And then I started reading…

In his book The Sacred Year, Michael Yankoski discusses a gallon of water and that if a person stretches the molecules of a gallon of water out so that they are thin as the atoms, one could cover many square miles in area with that water.  However if that same gallon of water had its water molecules stacked one on top of another, the gallon of water could reach the center of the Earth.  The question posed is whether our focus is on doing many things but only at a shallow depth or focusing on less and going deep in what we do.

What I came to realize over this weekend is that it is not my job to do the job of two teachers and do it misearbly.  It is my job to teach my content and be 100% AWESOME at it.  My gauge that I was not succeeding is that I was not having fun in the classroom.  It is time to start having fun again.  And then as if it wasn’t enough, I was listening to Propaganda this weekend and the song below came up.  I’d been so focused on the stuff that I was missing out on being present in the moment.

What are the additional things you are doing you should just stop so that you can do less things and do them 100% awesome?

P.S.  My wife’s blog has a much higher page visit count at this point, so do me a favor and pass this blog post on to someone you know who could benefit from reading this.  Thanks!  -GCG

I’m ready to start dancing.

This is a review of Robert Benson’s book Dancing on the Head of a Pen.

It is a truth universally acknowledged that a writer must be in need of feedback of other writers. This idea is especially true of writers who want to want to become even better writers. Not everyone will ever have the privilege of attending a writing workshop with Robert Benson, but thanks to his work in Dancing on the Head of Pen, it is still possible for the writer to benefit from Benson’s vast knowledge and expertise on the craft of writing.

I enjoyed this book both as a product to sit and read, and as a sort of textbook of tips and advice on writing. Some of the practical pieces of advice include things which seem obvious, such as know one’s audience, read others’ work, and get feedback from others. But it seems all the more critical to do when eloquently explained by Mr. Benson. This is a short volume whose only weakness is that at times it could seem to go longer on anecdote and less on tangible example for writing tips. I do, however understand that this is more memoir than Strunk and White’s Elements of Style, an equally exemplary book on the craft of good writing techniques.

Dancing on the Head of Pen is a good book for any writer to purchase, read, and return to from time to time. The stories are good for a short read, and the tips are things which when placed into practice become invaluable for the writer.

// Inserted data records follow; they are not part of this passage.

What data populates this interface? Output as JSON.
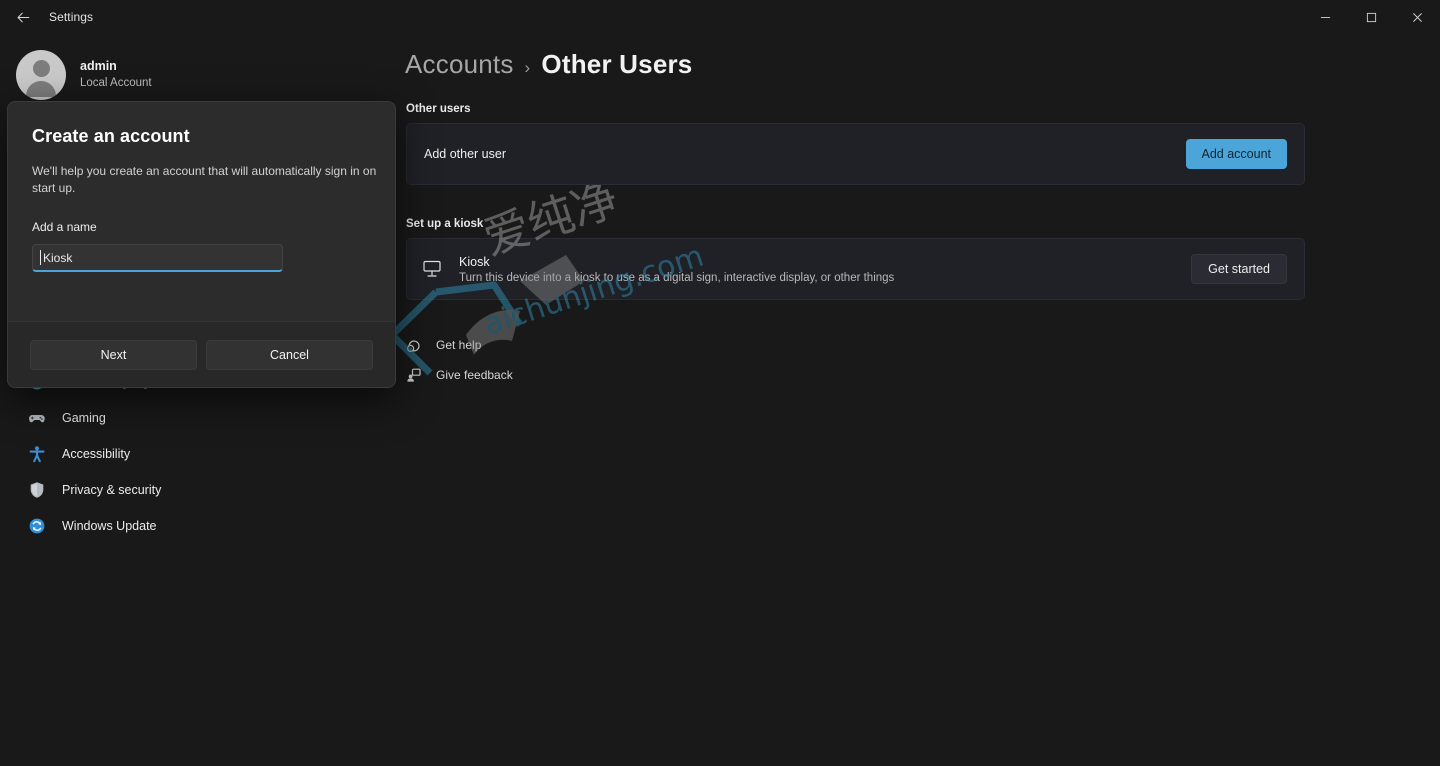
{
  "titlebar": {
    "back_icon": "back-arrow-icon",
    "title": "Settings",
    "minimize": "minimize-icon",
    "maximize": "maximize-icon",
    "close": "close-icon"
  },
  "sidebar": {
    "account": {
      "name": "admin",
      "subtitle": "Local Account",
      "avatar": "user-avatar"
    },
    "items": [
      {
        "label": "Time & language",
        "icon": "clock-icon",
        "color": "#4fb3c4"
      },
      {
        "label": "Gaming",
        "icon": "gamepad-icon",
        "color": "#b7bcc4"
      },
      {
        "label": "Accessibility",
        "icon": "accessibility-icon",
        "color": "#3b8fd4"
      },
      {
        "label": "Privacy & security",
        "icon": "shield-icon",
        "color": "#b7bcc4"
      },
      {
        "label": "Windows Update",
        "icon": "update-icon",
        "color": "#2f8fd8"
      }
    ]
  },
  "main": {
    "breadcrumb": {
      "parent": "Accounts",
      "separator": "›",
      "current": "Other Users"
    },
    "other_users": {
      "section_label": "Other users",
      "row_label": "Add other user",
      "button_label": "Add account",
      "button_color": "#4ca5d8"
    },
    "kiosk": {
      "section_label": "Set up a kiosk",
      "icon": "kiosk-display-icon",
      "title": "Kiosk",
      "description": "Turn this device into a kiosk to use as a digital sign, interactive display, or other things",
      "button_label": "Get started"
    },
    "links": [
      {
        "label": "Get help",
        "icon": "help-icon"
      },
      {
        "label": "Give feedback",
        "icon": "feedback-icon"
      }
    ]
  },
  "watermark": {
    "text_latin": "aichunjing.com",
    "text_cjk": "爱纯净",
    "color": "#2f8fb5"
  },
  "dialog": {
    "title": "Create an account",
    "description": "We'll help you create an account that will automatically sign in on start up.",
    "field_label": "Add a name",
    "field_value": "Kiosk",
    "field_placeholder": "",
    "primary_label": "Next",
    "secondary_label": "Cancel"
  }
}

I received my copy of this book for free through the Blogging for Books program in exchange for writing a review of the book. I was not obligated to post a positive review; the thoughts contained are my own.